The Senate Education Committee took up the proposal Thursday that the House passed Jan. 24, amending it to mirror the Senate-passed plan. Chairman Gray Tollison, R-Oxford, said afterward that House and Senate leaders are zeroing in on a few items. 

 

"There are a few differences between the Senate and House bills on which I believe we can find agreement," Lt. Gov. Tate Reeves said in a statement. 

 

Rep. Charles Busby, R-Pascagoula, said issues include whether school boards in districts with "C'' ratings would be able to veto charter schools and whether students would be able to cross district lines to attend charter schools elsewhere. The House bill omits both proposals, while the Senate includes them. 

 

Also at issue is whether for-profit companies would be allowed to run charter schools.

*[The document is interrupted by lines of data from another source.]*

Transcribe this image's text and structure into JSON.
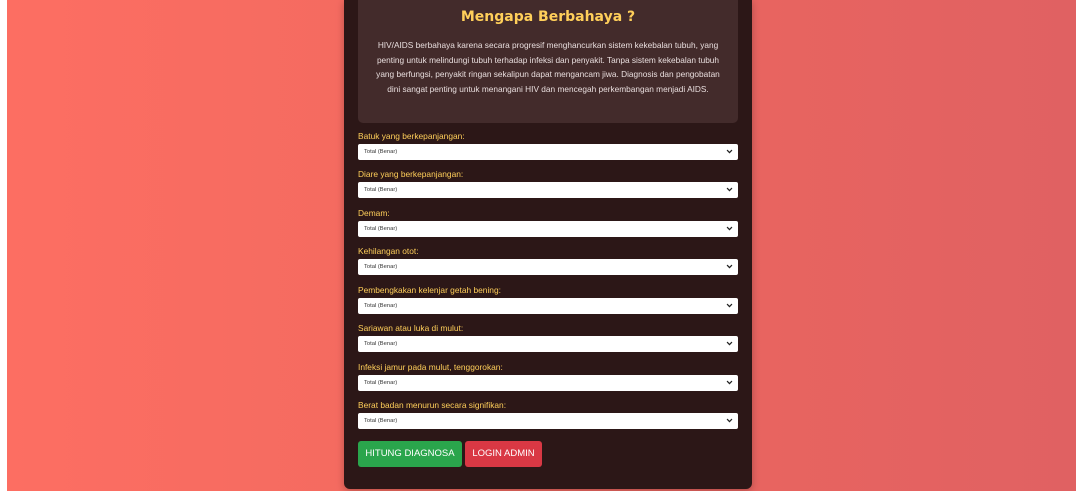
{
  "info": {
    "title": "Mengapa Berbahaya ?",
    "text": "HIV/AIDS berbahaya karena secara progresif menghancurkan sistem kekebalan tubuh, yang penting untuk melindungi tubuh terhadap infeksi dan penyakit. Tanpa sistem kekebalan tubuh yang berfungsi, penyakit ringan sekalipun dapat mengancam jiwa. Diagnosis dan pengobatan dini sangat penting untuk menangani HIV dan mencegah perkembangan menjadi AIDS."
  },
  "questions": [
    {
      "label": "Batuk yang berkepanjangan:",
      "value": "Total (Benar)"
    },
    {
      "label": "Diare yang berkepanjangan:",
      "value": "Total (Benar)"
    },
    {
      "label": "Demam:",
      "value": "Total (Benar)"
    },
    {
      "label": "Kehilangan otot:",
      "value": "Total (Benar)"
    },
    {
      "label": "Pembengkakan kelenjar getah bening:",
      "value": "Total (Benar)"
    },
    {
      "label": "Sariawan atau luka di mulut:",
      "value": "Total (Benar)"
    },
    {
      "label": "Infeksi jamur pada mulut, tenggorokan:",
      "value": "Total (Benar)"
    },
    {
      "label": "Berat badan menurun secara signifikan:",
      "value": "Total (Benar)"
    }
  ],
  "buttons": {
    "diagnose": "HITUNG DIAGNOSA",
    "admin": "LOGIN ADMIN"
  },
  "colors": {
    "accent": "#ffcf5a",
    "card": "#2c1717",
    "primary_button": "#2aa54c",
    "secondary_button": "#d93844"
  }
}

The House would ban nonprofit charter schools from contracting with for-profit management companies. The Senate, while it requires nonprofit schools, would allow such contracting. Busby also said the ability of charter schools to join the Public Employees Retirement System is at issue. The Senate bill would give the option to charter schools, while the House bill would ban them. 

 

Busby said that it might be possible to get full House approval for a bill that lets students cross district lines and that allows charter schools to join PERS 

 

"Those are the two that I think we can live with," he said. 

 

But he said Reeves continued insistence on denying a veto to "C''-rated districts could sink House support for charter schools. The House bill passed Jan. 24 by a vote of 64-55, after the longest legislative debate in the last two years. 

 

"We're hopeful we'll get some level of Senate concurrence on our bill," said Busby, who has managed the House proposal. 

 

Tollison, though, again noted that many students in "C'' districts attend individual schools rated "D'' and "F." 

 

"You want to make sure (charter schools) are accessible to students in 'D' and 'F' schools," he said. 

 

House Education Committee Chairman John Moore, R-Brandon, said that the "kings" -- Lt. Gov. Tate Reeves and House Speaker Philip Gunn -- are handling much of the negotiation. 

 

"Both of them have been directly involved with it all the way through," Moore said of the Republican leaders of the Senate and House.